▶ _What you are asked to do_: All entries need to be written out again exactly, without their pictures.

Interface dataset entries:

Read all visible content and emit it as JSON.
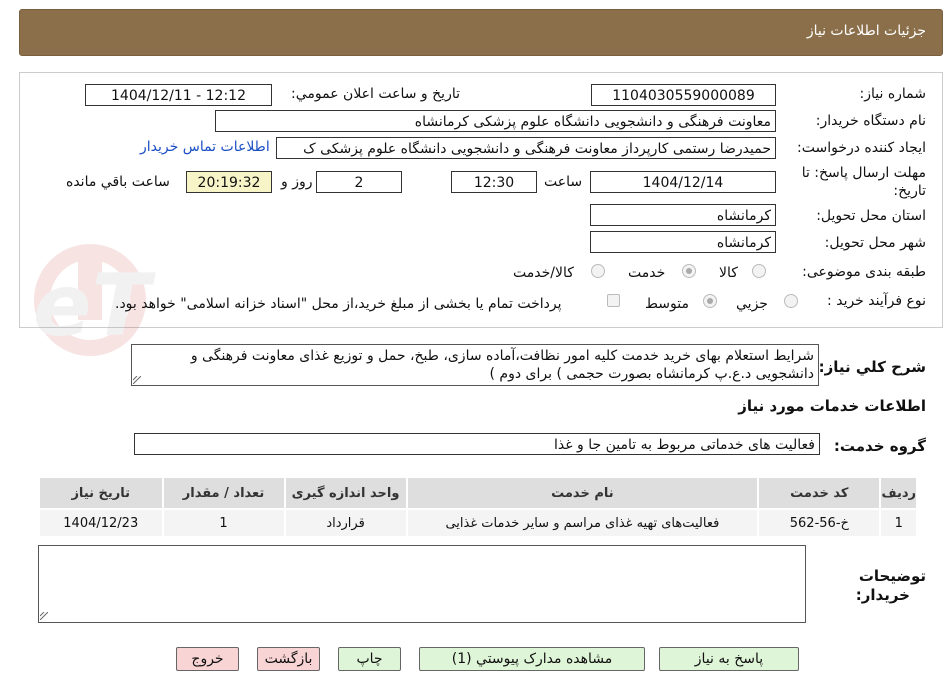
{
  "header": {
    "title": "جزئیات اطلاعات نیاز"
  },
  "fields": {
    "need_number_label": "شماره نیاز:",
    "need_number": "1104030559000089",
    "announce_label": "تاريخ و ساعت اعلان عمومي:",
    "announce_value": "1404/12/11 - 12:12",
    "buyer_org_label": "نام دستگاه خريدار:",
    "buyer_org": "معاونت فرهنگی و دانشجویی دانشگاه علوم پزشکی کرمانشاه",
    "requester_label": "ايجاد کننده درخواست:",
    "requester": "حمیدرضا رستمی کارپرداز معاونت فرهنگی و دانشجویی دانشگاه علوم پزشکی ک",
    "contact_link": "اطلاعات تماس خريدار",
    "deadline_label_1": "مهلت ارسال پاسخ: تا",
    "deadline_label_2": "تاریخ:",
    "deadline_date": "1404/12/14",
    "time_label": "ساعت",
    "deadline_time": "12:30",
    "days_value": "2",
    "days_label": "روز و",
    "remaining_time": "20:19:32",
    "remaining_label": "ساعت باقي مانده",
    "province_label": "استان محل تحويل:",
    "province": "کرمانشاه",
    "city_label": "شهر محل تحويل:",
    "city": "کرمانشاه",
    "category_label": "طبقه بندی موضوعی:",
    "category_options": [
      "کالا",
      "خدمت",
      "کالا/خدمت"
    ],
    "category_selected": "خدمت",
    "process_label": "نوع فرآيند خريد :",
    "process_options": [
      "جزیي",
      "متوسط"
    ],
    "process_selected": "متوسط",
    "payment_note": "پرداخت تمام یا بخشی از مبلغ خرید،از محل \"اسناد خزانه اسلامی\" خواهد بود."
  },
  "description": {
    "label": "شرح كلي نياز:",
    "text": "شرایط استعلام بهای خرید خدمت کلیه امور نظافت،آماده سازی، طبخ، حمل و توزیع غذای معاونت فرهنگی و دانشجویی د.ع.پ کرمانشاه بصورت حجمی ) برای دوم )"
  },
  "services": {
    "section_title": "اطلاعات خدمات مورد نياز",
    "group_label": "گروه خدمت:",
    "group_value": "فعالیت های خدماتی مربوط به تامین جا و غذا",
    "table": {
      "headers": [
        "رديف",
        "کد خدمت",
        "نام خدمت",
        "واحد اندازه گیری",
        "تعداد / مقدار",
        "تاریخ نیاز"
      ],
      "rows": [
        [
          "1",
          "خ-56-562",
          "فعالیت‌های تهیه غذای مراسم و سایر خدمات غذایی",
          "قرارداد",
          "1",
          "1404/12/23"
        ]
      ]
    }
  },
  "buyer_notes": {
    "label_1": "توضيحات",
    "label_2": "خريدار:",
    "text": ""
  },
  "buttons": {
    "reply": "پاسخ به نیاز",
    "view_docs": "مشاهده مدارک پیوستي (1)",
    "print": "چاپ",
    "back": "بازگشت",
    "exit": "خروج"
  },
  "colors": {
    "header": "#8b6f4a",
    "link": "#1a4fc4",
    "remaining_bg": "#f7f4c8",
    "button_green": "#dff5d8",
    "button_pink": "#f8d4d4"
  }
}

▶ _Worked solution_:
Read all visible content and emit it as JSON.
{
  "header": {
    "title": "جزئیات اطلاعات نیاز"
  },
  "fields": {
    "need_number_label": "شماره نیاز:",
    "need_number": "1104030559000089",
    "announce_label": "تاريخ و ساعت اعلان عمومي:",
    "announce_value": "1404/12/11 - 12:12",
    "buyer_org_label": "نام دستگاه خريدار:",
    "buyer_org": "معاونت فرهنگی و دانشجویی دانشگاه علوم پزشکی کرمانشاه",
    "requester_label": "ايجاد کننده درخواست:",
    "requester": "حمیدرضا رستمی کارپرداز معاونت فرهنگی و دانشجویی دانشگاه علوم پزشکی ک",
    "contact_link": "اطلاعات تماس خريدار",
    "deadline_label_1": "مهلت ارسال پاسخ: تا",
    "deadline_label_2": "تاریخ:",
    "deadline_date": "1404/12/14",
    "time_label": "ساعت",
    "deadline_time": "12:30",
    "days_value": "2",
    "days_label": "روز و",
    "remaining_time": "20:19:32",
    "remaining_label": "ساعت باقي مانده",
    "province_label": "استان محل تحويل:",
    "province": "کرمانشاه",
    "city_label": "شهر محل تحويل:",
    "city": "کرمانشاه",
    "category_label": "طبقه بندی موضوعی:",
    "category_options": [
      "کالا",
      "خدمت",
      "کالا/خدمت"
    ],
    "category_selected": "خدمت",
    "process_label": "نوع فرآيند خريد :",
    "process_options": [
      "جزیي",
      "متوسط"
    ],
    "process_selected": "متوسط",
    "payment_note": "پرداخت تمام یا بخشی از مبلغ خرید،از محل \"اسناد خزانه اسلامی\" خواهد بود."
  },
  "description": {
    "label": "شرح كلي نياز:",
    "text": "شرایط استعلام بهای خرید خدمت کلیه امور نظافت،آماده سازی، طبخ، حمل و توزیع غذای معاونت فرهنگی و دانشجویی د.ع.پ کرمانشاه بصورت حجمی ) برای دوم )"
  },
  "services": {
    "section_title": "اطلاعات خدمات مورد نياز",
    "group_label": "گروه خدمت:",
    "group_value": "فعالیت های خدماتی مربوط به تامین جا و غذا",
    "table": {
      "headers": [
        "رديف",
        "کد خدمت",
        "نام خدمت",
        "واحد اندازه گیری",
        "تعداد / مقدار",
        "تاریخ نیاز"
      ],
      "rows": [
        [
          "1",
          "خ-56-562",
          "فعالیت‌های تهیه غذای مراسم و سایر خدمات غذایی",
          "قرارداد",
          "1",
          "1404/12/23"
        ]
      ]
    }
  },
  "buyer_notes": {
    "label_1": "توضيحات",
    "label_2": "خريدار:",
    "text": ""
  },
  "buttons": {
    "reply": "پاسخ به نیاز",
    "view_docs": "مشاهده مدارک پیوستي (1)",
    "print": "چاپ",
    "back": "بازگشت",
    "exit": "خروج"
  },
  "colors": {
    "header": "#8b6f4a",
    "link": "#1a4fc4",
    "remaining_bg": "#f7f4c8",
    "button_green": "#dff5d8",
    "button_pink": "#f8d4d4"
  }
}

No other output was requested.